### Problem to solve
Repeat each entry as written, dropping any picture you find.

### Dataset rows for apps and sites
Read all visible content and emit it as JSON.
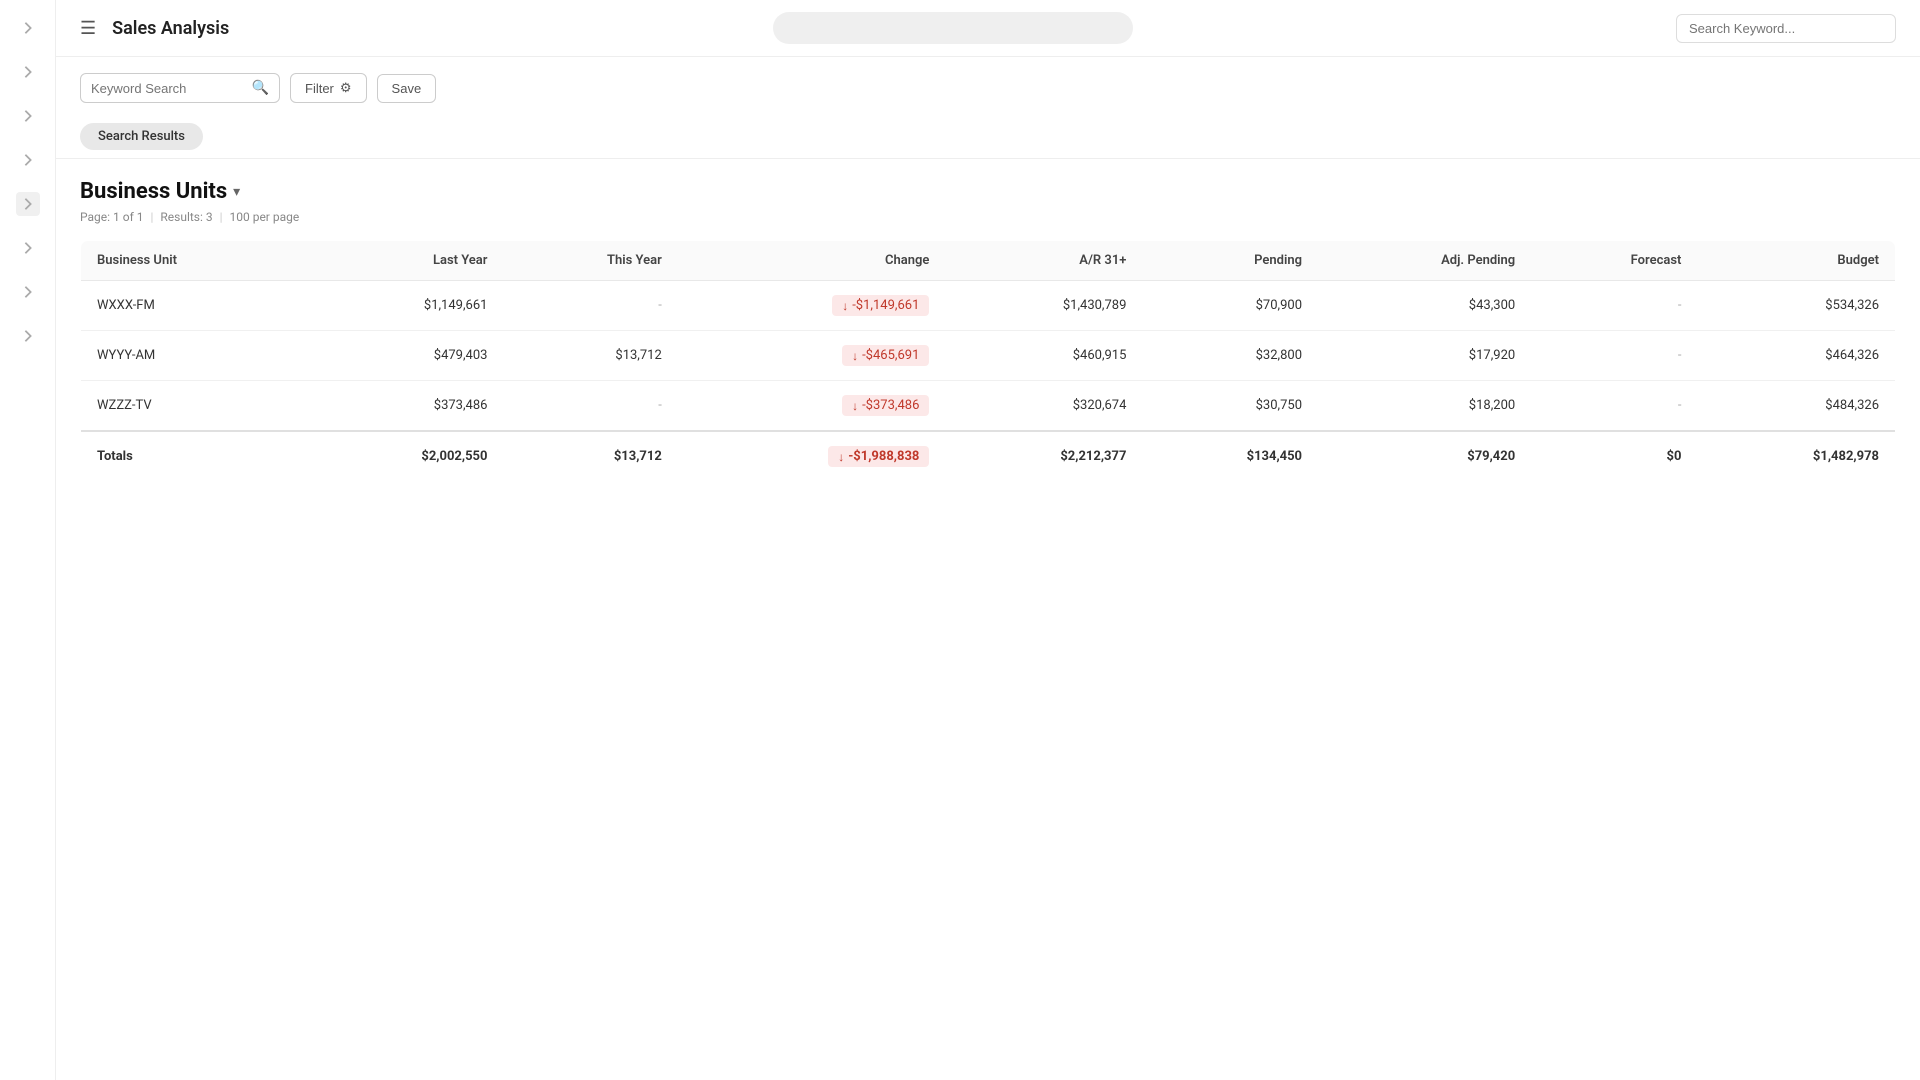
{
  "header": {
    "menu_label": "☰",
    "title": "Sales Analysis",
    "search_placeholder": "Search Keyword..."
  },
  "toolbar": {
    "keyword_search_placeholder": "Keyword Search",
    "filter_label": "Filter",
    "save_label": "Save"
  },
  "tabs": {
    "active_tab": "Search Results"
  },
  "section": {
    "title": "Business Units",
    "pagination": "Page: 1 of 1",
    "results": "Results: 3",
    "per_page": "100 per page"
  },
  "table": {
    "columns": [
      "Business Unit",
      "Last Year",
      "This Year",
      "Change",
      "A/R 31+",
      "Pending",
      "Adj. Pending",
      "Forecast",
      "Budget"
    ],
    "rows": [
      {
        "business_unit": "WXXX-FM",
        "last_year": "$1,149,661",
        "this_year": "-",
        "change": "-$1,149,661",
        "ar31": "$1,430,789",
        "pending": "$70,900",
        "adj_pending": "$43,300",
        "forecast": "-",
        "budget": "$534,326"
      },
      {
        "business_unit": "WYYY-AM",
        "last_year": "$479,403",
        "this_year": "$13,712",
        "change": "-$465,691",
        "ar31": "$460,915",
        "pending": "$32,800",
        "adj_pending": "$17,920",
        "forecast": "-",
        "budget": "$464,326"
      },
      {
        "business_unit": "WZZZ-TV",
        "last_year": "$373,486",
        "this_year": "-",
        "change": "-$373,486",
        "ar31": "$320,674",
        "pending": "$30,750",
        "adj_pending": "$18,200",
        "forecast": "-",
        "budget": "$484,326"
      }
    ],
    "totals": {
      "label": "Totals",
      "last_year": "$2,002,550",
      "this_year": "$13,712",
      "change": "-$1,988,838",
      "ar31": "$2,212,377",
      "pending": "$134,450",
      "adj_pending": "$79,420",
      "forecast": "$0",
      "budget": "$1,482,978"
    }
  },
  "sidebar": {
    "chevrons": [
      "›",
      "›",
      "›",
      "›",
      "›",
      "›",
      "›",
      "›"
    ]
  }
}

### Result below
Read all visible content and emit it as JSON.
{
  "header": {
    "menu_label": "☰",
    "title": "Sales Analysis",
    "search_placeholder": "Search Keyword..."
  },
  "toolbar": {
    "keyword_search_placeholder": "Keyword Search",
    "filter_label": "Filter",
    "save_label": "Save"
  },
  "tabs": {
    "active_tab": "Search Results"
  },
  "section": {
    "title": "Business Units",
    "pagination": "Page: 1 of 1",
    "results": "Results: 3",
    "per_page": "100 per page"
  },
  "table": {
    "columns": [
      "Business Unit",
      "Last Year",
      "This Year",
      "Change",
      "A/R 31+",
      "Pending",
      "Adj. Pending",
      "Forecast",
      "Budget"
    ],
    "rows": [
      {
        "business_unit": "WXXX-FM",
        "last_year": "$1,149,661",
        "this_year": "-",
        "change": "-$1,149,661",
        "ar31": "$1,430,789",
        "pending": "$70,900",
        "adj_pending": "$43,300",
        "forecast": "-",
        "budget": "$534,326"
      },
      {
        "business_unit": "WYYY-AM",
        "last_year": "$479,403",
        "this_year": "$13,712",
        "change": "-$465,691",
        "ar31": "$460,915",
        "pending": "$32,800",
        "adj_pending": "$17,920",
        "forecast": "-",
        "budget": "$464,326"
      },
      {
        "business_unit": "WZZZ-TV",
        "last_year": "$373,486",
        "this_year": "-",
        "change": "-$373,486",
        "ar31": "$320,674",
        "pending": "$30,750",
        "adj_pending": "$18,200",
        "forecast": "-",
        "budget": "$484,326"
      }
    ],
    "totals": {
      "label": "Totals",
      "last_year": "$2,002,550",
      "this_year": "$13,712",
      "change": "-$1,988,838",
      "ar31": "$2,212,377",
      "pending": "$134,450",
      "adj_pending": "$79,420",
      "forecast": "$0",
      "budget": "$1,482,978"
    }
  },
  "sidebar": {
    "chevrons": [
      "›",
      "›",
      "›",
      "›",
      "›",
      "›",
      "›",
      "›"
    ]
  }
}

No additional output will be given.